* **Problem description**:
Print every entry below again. Nothing may differ from the original.

* **Supplied data**:

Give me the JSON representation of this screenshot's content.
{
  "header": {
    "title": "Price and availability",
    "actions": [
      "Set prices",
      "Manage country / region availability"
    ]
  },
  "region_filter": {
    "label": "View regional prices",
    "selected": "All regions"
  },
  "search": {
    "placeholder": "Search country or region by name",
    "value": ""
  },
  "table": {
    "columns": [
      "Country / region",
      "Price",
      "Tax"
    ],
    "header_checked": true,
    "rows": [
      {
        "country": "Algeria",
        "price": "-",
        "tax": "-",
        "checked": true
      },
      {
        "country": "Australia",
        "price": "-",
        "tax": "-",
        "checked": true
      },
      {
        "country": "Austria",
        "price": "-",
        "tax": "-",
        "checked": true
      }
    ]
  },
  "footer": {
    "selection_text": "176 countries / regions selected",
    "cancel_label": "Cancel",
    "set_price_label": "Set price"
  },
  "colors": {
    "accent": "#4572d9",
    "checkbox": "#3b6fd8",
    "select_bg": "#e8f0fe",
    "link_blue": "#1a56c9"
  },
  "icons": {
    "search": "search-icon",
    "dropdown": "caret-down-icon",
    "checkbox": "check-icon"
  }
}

* **Solution for this problem**:
Give me the JSON representation of this screenshot's content.
{
  "header": {
    "title": "Price and availability",
    "actions": [
      "Set prices",
      "Manage country / region availability"
    ]
  },
  "region_filter": {
    "label": "View regional prices",
    "selected": "All regions"
  },
  "search": {
    "placeholder": "Search country or region by name",
    "value": ""
  },
  "table": {
    "columns": [
      "Country / region",
      "Price",
      "Tax"
    ],
    "header_checked": true,
    "rows": [
      {
        "country": "Algeria",
        "price": "-",
        "tax": "-",
        "checked": true
      },
      {
        "country": "Australia",
        "price": "-",
        "tax": "-",
        "checked": true
      },
      {
        "country": "Austria",
        "price": "-",
        "tax": "-",
        "checked": true
      }
    ]
  },
  "footer": {
    "selection_text": "176 countries / regions selected",
    "cancel_label": "Cancel",
    "set_price_label": "Set price"
  },
  "colors": {
    "accent": "#4572d9",
    "checkbox": "#3b6fd8",
    "select_bg": "#e8f0fe",
    "link_blue": "#1a56c9"
  },
  "icons": {
    "search": "search-icon",
    "dropdown": "caret-down-icon",
    "checkbox": "check-icon"
  }
}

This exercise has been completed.